Monday, 27 October 2014

A study by the Office for National Statistics has shown that more than 4.6 million people are now self-employed. Research suggests that around half of these people will struggle to get onto or up the housing ladder.

For employed applicants, proving your income is relatively straight forward. In most cases you just need 3 of your latest payslips along with bank statements to back them up. For self-employed applicants however, it isn’t quite as straight forward. In most cases you will be needing 3 years accounts or SA302’s (which take at least 2 weeks to obtain causing a significant delay on the whole process).

The other issue is that with employed applicants it is fairly straight forward for a lender to decide how much is affordable to you however for people that are self-employed it can be open to interpretation. This can mean that even if a decision in principle is agreed, there is a good chance the amount a lender is willing to loan you could change once they have assessed everything.

Our advice to those people who are self-employed is to make sure that before applying for a mortgage you make sure you have suitable documentation to prove your income. It is also important to have a big enough pot of money for the deposit but also a little extra if needed to reduce the loan to value to keep the lender happy. Different lenders take into account different figures such as net profit, dividend and salaried income.

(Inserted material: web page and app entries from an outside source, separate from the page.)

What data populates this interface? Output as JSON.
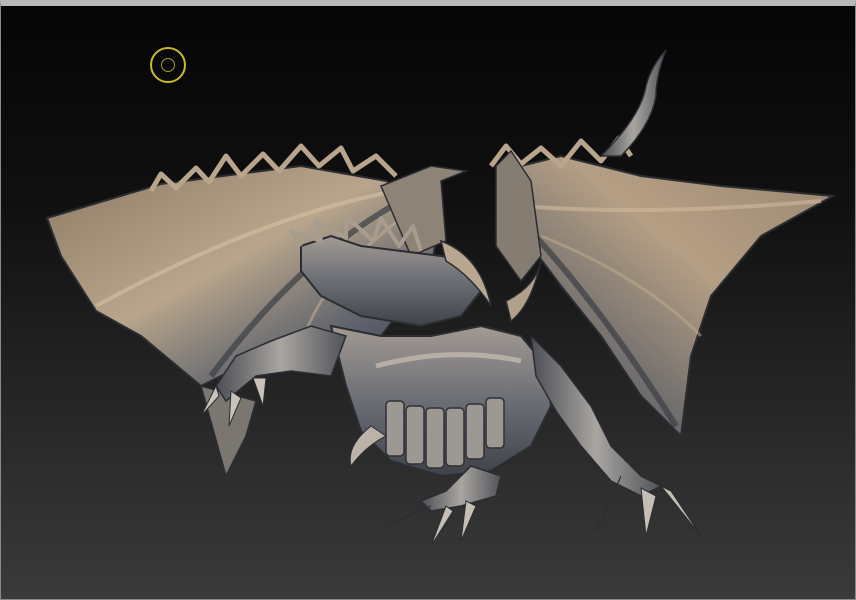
{
  "viewport": {
    "model_name": "",
    "colors": {
      "background_top": "#050505",
      "background_bottom": "#3a3a3a",
      "brush_cursor": "#c9b82a",
      "model_shadow": "#3d3f45",
      "model_mid": "#7a7d85",
      "model_highlight": "#c9a77a"
    },
    "brush_cursor_icon": "brush-circle-icon",
    "model": "dragon-sculpt"
  }
}
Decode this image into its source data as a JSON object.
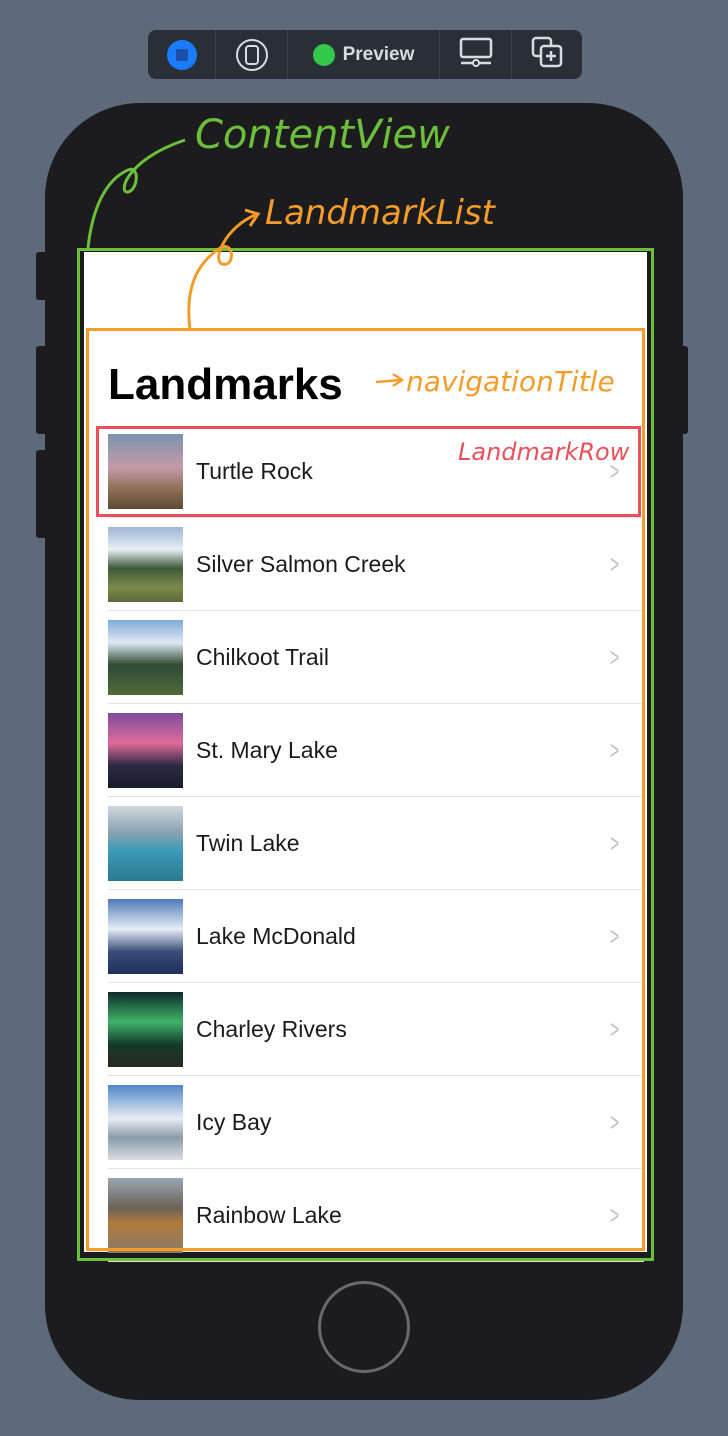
{
  "toolbar": {
    "items": [
      {
        "icon": "live-mode-icon"
      },
      {
        "icon": "device-settings-icon"
      },
      {
        "icon": "preview-status-dot",
        "label": "Preview"
      },
      {
        "icon": "device-display-icon"
      },
      {
        "icon": "duplicate-preview-icon"
      }
    ],
    "status_color": "#34c84a",
    "accent": "#1a7cff"
  },
  "annotations": {
    "content_view": "ContentView",
    "landmark_list": "LandmarkList",
    "navigation_title": "navigationTitle",
    "landmark_row": "LandmarkRow",
    "colors": {
      "content_view": "#6cbf3a",
      "landmark_list": "#f39c2c",
      "landmark_row": "#e8505b"
    }
  },
  "screen": {
    "title": "Landmarks",
    "rows": [
      {
        "name": "Turtle Rock"
      },
      {
        "name": "Silver Salmon Creek"
      },
      {
        "name": "Chilkoot Trail"
      },
      {
        "name": "St. Mary Lake"
      },
      {
        "name": "Twin Lake"
      },
      {
        "name": "Lake McDonald"
      },
      {
        "name": "Charley Rivers"
      },
      {
        "name": "Icy Bay"
      },
      {
        "name": "Rainbow Lake"
      }
    ]
  }
}
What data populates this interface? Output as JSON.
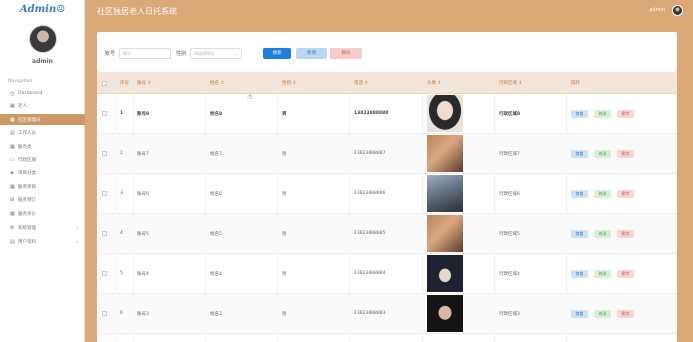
{
  "app": {
    "logo": "Admin☺",
    "title": "社区独居老人日托系统"
  },
  "header": {
    "user": "admin"
  },
  "sidebar": {
    "user": "admin",
    "nav_title": "Navigation",
    "items": [
      {
        "label": "Dashboard",
        "icon": "clock-icon"
      },
      {
        "label": "老人",
        "icon": "grid-icon"
      },
      {
        "label": "社区管理员",
        "icon": "grid-icon",
        "active": true
      },
      {
        "label": "工作人员",
        "icon": "doc-icon"
      },
      {
        "label": "服务类",
        "icon": "grid-icon"
      },
      {
        "label": "行政区域",
        "icon": "monitor-icon"
      },
      {
        "label": "项目分类",
        "icon": "shield-icon"
      },
      {
        "label": "服务项目",
        "icon": "grid-icon"
      },
      {
        "label": "服务预订",
        "icon": "car-icon"
      },
      {
        "label": "服务评价",
        "icon": "grid-icon"
      },
      {
        "label": "系统管理",
        "icon": "gear-icon",
        "has_chevron": true
      },
      {
        "label": "用户资料",
        "icon": "doc-icon",
        "has_chevron": true
      }
    ]
  },
  "search": {
    "account_label": "账号",
    "account_placeholder": "账号",
    "gender_label": "性别",
    "gender_placeholder": "请选择性别",
    "search_button": "搜索",
    "add_button": "新增",
    "delete_button": "删除"
  },
  "table": {
    "columns": [
      "序号",
      "账号",
      "姓名",
      "性别",
      "电话",
      "头像",
      "行政区域",
      "操作"
    ],
    "actions": {
      "view": "查看",
      "edit": "修改",
      "delete": "删除"
    },
    "rows": [
      {
        "index": "1",
        "account": "账号8",
        "name": "姓名8",
        "gender": "男",
        "phone": "13823888888",
        "region": "行政区域8"
      },
      {
        "index": "2",
        "account": "账号7",
        "name": "姓名7",
        "gender": "男",
        "phone": "13823888887",
        "region": "行政区域7"
      },
      {
        "index": "3",
        "account": "账号6",
        "name": "姓名6",
        "gender": "男",
        "phone": "13823888886",
        "region": "行政区域6"
      },
      {
        "index": "4",
        "account": "账号5",
        "name": "姓名5",
        "gender": "男",
        "phone": "13823888885",
        "region": "行政区域5"
      },
      {
        "index": "5",
        "account": "账号4",
        "name": "姓名4",
        "gender": "男",
        "phone": "13823888884",
        "region": "行政区域4"
      },
      {
        "index": "6",
        "account": "账号3",
        "name": "姓名3",
        "gender": "男",
        "phone": "13823888883",
        "region": "行政区域3"
      }
    ]
  },
  "colors": {
    "accent": "#dba878",
    "active_nav": "#cc9966",
    "primary": "#1a7fe0"
  }
}
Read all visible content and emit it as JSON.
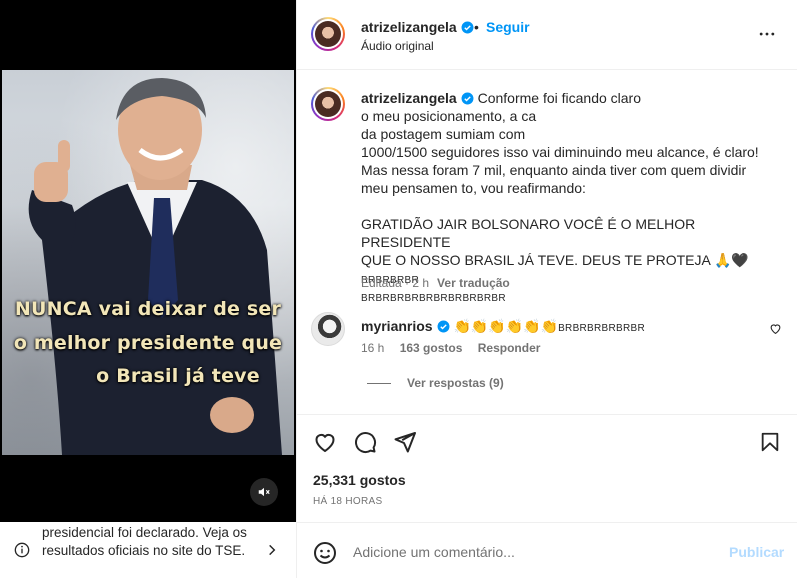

For this reason the way in which your income is derived can significantly influence which lenders you should approach making it important to consult a mortgage advisor on the best route to take. 

Thursday, 9 October 2014

After a quiet third quarter in the property market there is an expectation that things are going to pick up in the final three months of the year.

According to a report by Reuters, the credit conditions survey showed that in the third quarter of 2014 there was the biggest fall in the amount of credit the lenders were able to supply since the last three months of 2008, when the Lehman Brothers collapsed. (

We have already seen a number of lenders reducing their rates and others are expected to follow in a battle to gain market share and hit end of year targets which may have slipped away due to the quiet summer.

This could be an ideal time to either obtain a new mortgage or remortgage a current property to secure a cheap fixed rate product. There is an expectation of an interest rate increase at some point next year which means we may never see rates this cheap for some years.